[Entries from a dataset of interfaces]
========================================
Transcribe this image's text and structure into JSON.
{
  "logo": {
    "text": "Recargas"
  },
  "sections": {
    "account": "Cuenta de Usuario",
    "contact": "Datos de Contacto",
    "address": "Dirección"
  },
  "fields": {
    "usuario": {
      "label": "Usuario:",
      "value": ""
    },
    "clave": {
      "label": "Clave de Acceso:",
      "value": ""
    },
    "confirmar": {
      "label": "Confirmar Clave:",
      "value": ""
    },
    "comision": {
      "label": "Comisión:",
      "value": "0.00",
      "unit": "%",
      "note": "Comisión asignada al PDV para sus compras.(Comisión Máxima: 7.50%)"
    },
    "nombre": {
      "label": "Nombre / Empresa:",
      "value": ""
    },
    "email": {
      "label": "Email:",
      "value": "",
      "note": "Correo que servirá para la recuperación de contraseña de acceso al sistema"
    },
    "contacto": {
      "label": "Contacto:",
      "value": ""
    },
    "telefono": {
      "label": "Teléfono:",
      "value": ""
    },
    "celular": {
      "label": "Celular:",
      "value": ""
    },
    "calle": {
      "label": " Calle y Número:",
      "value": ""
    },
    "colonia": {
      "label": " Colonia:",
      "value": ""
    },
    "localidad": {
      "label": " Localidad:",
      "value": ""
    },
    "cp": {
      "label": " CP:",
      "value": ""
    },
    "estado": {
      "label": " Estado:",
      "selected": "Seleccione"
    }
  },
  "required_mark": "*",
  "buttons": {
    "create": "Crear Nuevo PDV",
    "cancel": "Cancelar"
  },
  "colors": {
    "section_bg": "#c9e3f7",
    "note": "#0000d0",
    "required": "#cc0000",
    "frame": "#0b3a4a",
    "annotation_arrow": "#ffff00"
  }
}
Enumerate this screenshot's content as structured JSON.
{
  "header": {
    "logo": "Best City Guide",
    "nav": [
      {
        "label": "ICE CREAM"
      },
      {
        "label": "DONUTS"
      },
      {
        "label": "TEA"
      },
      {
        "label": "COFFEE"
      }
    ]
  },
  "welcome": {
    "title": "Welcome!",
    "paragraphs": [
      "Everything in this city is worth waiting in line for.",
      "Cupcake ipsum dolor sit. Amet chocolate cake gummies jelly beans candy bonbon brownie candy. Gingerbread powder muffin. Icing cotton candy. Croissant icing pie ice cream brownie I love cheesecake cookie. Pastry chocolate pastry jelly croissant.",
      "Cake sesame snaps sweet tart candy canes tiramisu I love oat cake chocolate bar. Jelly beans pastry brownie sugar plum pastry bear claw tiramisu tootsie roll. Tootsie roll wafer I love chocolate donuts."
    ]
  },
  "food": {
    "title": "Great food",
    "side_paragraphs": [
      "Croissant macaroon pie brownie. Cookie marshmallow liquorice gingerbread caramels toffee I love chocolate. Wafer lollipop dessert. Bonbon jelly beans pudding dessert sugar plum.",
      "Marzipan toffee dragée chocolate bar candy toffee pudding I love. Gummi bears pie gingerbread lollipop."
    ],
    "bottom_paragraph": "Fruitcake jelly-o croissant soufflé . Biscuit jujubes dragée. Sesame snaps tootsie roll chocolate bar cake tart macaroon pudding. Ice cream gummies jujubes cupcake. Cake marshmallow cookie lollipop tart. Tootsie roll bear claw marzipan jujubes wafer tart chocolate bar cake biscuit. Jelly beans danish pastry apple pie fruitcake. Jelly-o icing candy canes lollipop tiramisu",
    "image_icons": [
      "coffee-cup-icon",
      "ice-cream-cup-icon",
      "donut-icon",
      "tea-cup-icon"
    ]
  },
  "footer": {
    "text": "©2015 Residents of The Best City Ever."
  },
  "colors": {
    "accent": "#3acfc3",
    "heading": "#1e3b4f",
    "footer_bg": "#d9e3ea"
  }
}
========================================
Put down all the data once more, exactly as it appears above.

__Exercise response__.
Transcribe this image's text and structure into JSON.
{
  "logo": {
    "text": "Recargas"
  },
  "sections": {
    "account": "Cuenta de Usuario",
    "contact": "Datos de Contacto",
    "address": "Dirección"
  },
  "fields": {
    "usuario": {
      "label": "Usuario:",
      "value": ""
    },
    "clave": {
      "label": "Clave de Acceso:",
      "value": ""
    },
    "confirmar": {
      "label": "Confirmar Clave:",
      "value": ""
    },
    "comision": {
      "label": "Comisión:",
      "value": "0.00",
      "unit": "%",
      "note": "Comisión asignada al PDV para sus compras.(Comisión Máxima: 7.50%)"
    },
    "nombre": {
      "label": "Nombre / Empresa:",
      "value": ""
    },
    "email": {
      "label": "Email:",
      "value": "",
      "note": "Correo que servirá para la recuperación de contraseña de acceso al sistema"
    },
    "contacto": {
      "label": "Contacto:",
      "value": ""
    },
    "telefono": {
      "label": "Teléfono:",
      "value": ""
    },
    "celular": {
      "label": "Celular:",
      "value": ""
    },
    "calle": {
      "label": " Calle y Número:",
      "value": ""
    },
    "colonia": {
      "label": " Colonia:",
      "value": ""
    },
    "localidad": {
      "label": " Localidad:",
      "value": ""
    },
    "cp": {
      "label": " CP:",
      "value": ""
    },
    "estado": {
      "label": " Estado:",
      "selected": "Seleccione"
    }
  },
  "required_mark": "*",
  "buttons": {
    "create": "Crear Nuevo PDV",
    "cancel": "Cancelar"
  },
  "colors": {
    "section_bg": "#c9e3f7",
    "note": "#0000d0",
    "required": "#cc0000",
    "frame": "#0b3a4a",
    "annotation_arrow": "#ffff00"
  }
}
Enumerate this screenshot's content as structured JSON.
{
  "header": {
    "logo": "Best City Guide",
    "nav": [
      {
        "label": "ICE CREAM"
      },
      {
        "label": "DONUTS"
      },
      {
        "label": "TEA"
      },
      {
        "label": "COFFEE"
      }
    ]
  },
  "welcome": {
    "title": "Welcome!",
    "paragraphs": [
      "Everything in this city is worth waiting in line for.",
      "Cupcake ipsum dolor sit. Amet chocolate cake gummies jelly beans candy bonbon brownie candy. Gingerbread powder muffin. Icing cotton candy. Croissant icing pie ice cream brownie I love cheesecake cookie. Pastry chocolate pastry jelly croissant.",
      "Cake sesame snaps sweet tart candy canes tiramisu I love oat cake chocolate bar. Jelly beans pastry brownie sugar plum pastry bear claw tiramisu tootsie roll. Tootsie roll wafer I love chocolate donuts."
    ]
  },
  "food": {
    "title": "Great food",
    "side_paragraphs": [
      "Croissant macaroon pie brownie. Cookie marshmallow liquorice gingerbread caramels toffee I love chocolate. Wafer lollipop dessert. Bonbon jelly beans pudding dessert sugar plum.",
      "Marzipan toffee dragée chocolate bar candy toffee pudding I love. Gummi bears pie gingerbread lollipop."
    ],
    "bottom_paragraph": "Fruitcake jelly-o croissant soufflé . Biscuit jujubes dragée. Sesame snaps tootsie roll chocolate bar cake tart macaroon pudding. Ice cream gummies jujubes cupcake. Cake marshmallow cookie lollipop tart. Tootsie roll bear claw marzipan jujubes wafer tart chocolate bar cake biscuit. Jelly beans danish pastry apple pie fruitcake. Jelly-o icing candy canes lollipop tiramisu",
    "image_icons": [
      "coffee-cup-icon",
      "ice-cream-cup-icon",
      "donut-icon",
      "tea-cup-icon"
    ]
  },
  "footer": {
    "text": "©2015 Residents of The Best City Ever."
  },
  "colors": {
    "accent": "#3acfc3",
    "heading": "#1e3b4f",
    "footer_bg": "#d9e3ea"
  }
}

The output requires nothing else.